Designing by Hand – Blog Entry 5 November 7, 2011Posted by Kaleena Tucker in : unit 8 , comments closed
Graphic Designers often feel at a loss when not able to produce design work with the aid of a computer. I’m certainly not exempt from having struggled with that feeling many times in the past. So, I find it refreshing to learn of designers who confidently approach the use of hand generated processes in their design work. This week, I ran across the work of Mike Perry, a New York based designer who works in a variety of mediums, and has almost abandoned the use of computers in his work. Check out this poster design.
(Image source: www.mikeperrystudio.com)
Perry has even created a book about the use of hand-generated design. According to his website www.mikeperrystudio.com/about , “His first book, Hand Job, published by Princeton Architectural Press in 2006, focuses specifically on the relevance and beauty of hand-drawn type in the digital age.”
In a second example, I found a wonderful interview at www.willemvanlancker.com/writing/paula-scher-interview that contained an article with designer, Paula Scher. Most people in the design world are familiar with Scher and know that she’s become known for her hand-crafted approach to typography. What I liked most about this article is her honesty and thoughtfulness regarding the craft of design. I’d recommend reading it in full at the link above.
In considering both of these designers, I’d say that the benefits of avoiding mainstream technology would be that the work I create becomes a truly original design that is the result of my own ideas and artistic ability. In other words, I’m not reliant upon what the computer can do. I’m not thinking of ideas based on tools I’ve learned how to use in Photoshop or Illustrator. I’m designing based on ideas. As I may have mentioned before, much of my past work has felt cold and emotionless (even when using textured backgrounds, warm colors, and script fonts). Those results prove that many times, there’s no substitute for creating work by hand.
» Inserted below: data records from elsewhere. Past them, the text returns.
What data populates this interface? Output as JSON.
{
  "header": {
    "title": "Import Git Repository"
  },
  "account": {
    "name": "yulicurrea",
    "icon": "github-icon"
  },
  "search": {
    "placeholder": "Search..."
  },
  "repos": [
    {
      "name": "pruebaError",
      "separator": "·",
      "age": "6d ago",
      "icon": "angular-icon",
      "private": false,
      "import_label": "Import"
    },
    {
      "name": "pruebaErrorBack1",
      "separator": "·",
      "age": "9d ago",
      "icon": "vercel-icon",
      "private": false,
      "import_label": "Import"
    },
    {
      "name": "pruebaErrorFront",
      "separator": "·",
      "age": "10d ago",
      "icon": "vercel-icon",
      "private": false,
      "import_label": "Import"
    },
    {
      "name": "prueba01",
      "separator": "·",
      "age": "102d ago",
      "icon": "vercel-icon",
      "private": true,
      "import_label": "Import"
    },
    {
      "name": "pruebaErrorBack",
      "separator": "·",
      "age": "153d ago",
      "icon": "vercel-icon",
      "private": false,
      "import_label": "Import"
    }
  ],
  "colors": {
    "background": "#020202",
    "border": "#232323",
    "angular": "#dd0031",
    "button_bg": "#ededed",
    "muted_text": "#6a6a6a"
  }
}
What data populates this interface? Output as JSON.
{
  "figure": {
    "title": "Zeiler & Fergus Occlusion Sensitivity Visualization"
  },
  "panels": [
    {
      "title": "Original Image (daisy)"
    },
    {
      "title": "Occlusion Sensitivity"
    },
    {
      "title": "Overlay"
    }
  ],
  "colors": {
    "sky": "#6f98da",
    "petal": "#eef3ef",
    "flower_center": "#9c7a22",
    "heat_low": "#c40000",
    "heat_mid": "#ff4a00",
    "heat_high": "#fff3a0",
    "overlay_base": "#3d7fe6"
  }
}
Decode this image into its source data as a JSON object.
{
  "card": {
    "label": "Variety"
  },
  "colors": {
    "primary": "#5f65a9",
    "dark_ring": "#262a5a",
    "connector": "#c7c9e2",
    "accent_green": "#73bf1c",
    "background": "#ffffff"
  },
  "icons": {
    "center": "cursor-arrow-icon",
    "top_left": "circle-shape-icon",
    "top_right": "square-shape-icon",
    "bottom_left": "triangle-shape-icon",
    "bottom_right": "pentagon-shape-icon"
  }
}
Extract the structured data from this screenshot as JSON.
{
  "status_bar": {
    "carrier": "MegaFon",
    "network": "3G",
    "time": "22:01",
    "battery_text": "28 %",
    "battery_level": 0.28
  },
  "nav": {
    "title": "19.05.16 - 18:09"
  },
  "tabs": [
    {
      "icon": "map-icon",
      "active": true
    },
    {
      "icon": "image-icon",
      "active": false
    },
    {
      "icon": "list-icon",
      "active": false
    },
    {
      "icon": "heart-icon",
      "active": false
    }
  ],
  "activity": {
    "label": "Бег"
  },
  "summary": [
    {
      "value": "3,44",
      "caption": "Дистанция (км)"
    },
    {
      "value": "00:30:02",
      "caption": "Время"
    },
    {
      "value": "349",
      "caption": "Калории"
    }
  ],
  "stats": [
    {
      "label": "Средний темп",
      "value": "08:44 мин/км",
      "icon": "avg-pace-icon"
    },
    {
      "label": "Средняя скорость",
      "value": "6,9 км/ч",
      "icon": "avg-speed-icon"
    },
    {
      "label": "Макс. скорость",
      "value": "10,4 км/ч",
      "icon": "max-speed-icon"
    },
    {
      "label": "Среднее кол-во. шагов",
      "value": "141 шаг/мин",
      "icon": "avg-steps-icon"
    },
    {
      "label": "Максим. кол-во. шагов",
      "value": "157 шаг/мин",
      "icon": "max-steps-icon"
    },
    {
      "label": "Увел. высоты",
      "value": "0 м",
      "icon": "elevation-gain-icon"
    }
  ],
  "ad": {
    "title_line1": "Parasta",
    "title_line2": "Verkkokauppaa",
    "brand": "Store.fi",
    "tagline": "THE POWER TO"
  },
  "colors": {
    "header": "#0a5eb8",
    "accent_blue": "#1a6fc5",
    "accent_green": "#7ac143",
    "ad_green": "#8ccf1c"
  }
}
In terms of craft, both artists found ways to create extremely successful designs. But what I loved about the Paula Scher interview was that she surprisingly defended the use of mainstream technology. She says,
“I mean I think that craft is there because as long as you can see and as long as you can make value judgements about things, that’s what craft is. Craft isn’t just you know cutting something with an X-acto knife and pulling it together, I mean I’m sitting with my team all the time making them craft the typography appropriately by closing up spaces and taking care that positioning is right and scale is right and the proportions of things are right. All of that matters because craft is at the heart of everything. So if you think well but you don’t craft it appropriately its going to look like crap-ola. What always happens with technology, traditionally, and what will continue to happen is that the first guys on it are the technological geeks and they have bad design skills so everything looks like holy hell until the designers get out of their fear of the thing and they get on it and all of a sudden its craft again. So craft does not go away.”
I love that. No matter what the tool is, craft is how closely we pay attention to details. How much we care about our art.
As for my experiences, particularly as I worked on my last project for class, I’d say that Scher’s words certainly ring true. For me, the example would be reversed as I moved away from the computer (my comfort zone) to a hand-crafted approach. As I tasked myself with creating type by hand, I had to think about spaces and positioning and scale.
So, whether it’s using the kerning tools available in InDesign’s character panel, or working with string, craft is about care and concern for minute details. It’s about aesthetics.
After reading the articles mentioned above, I’m more inspired than ever to seek out opportunities to create unconventional designs. Perry and Scher’s work has an energy and personality to it that much of my previous work has lacked. As I move ahead as a designer, I anticipate my work growing as I embrace a new way of working and thinking.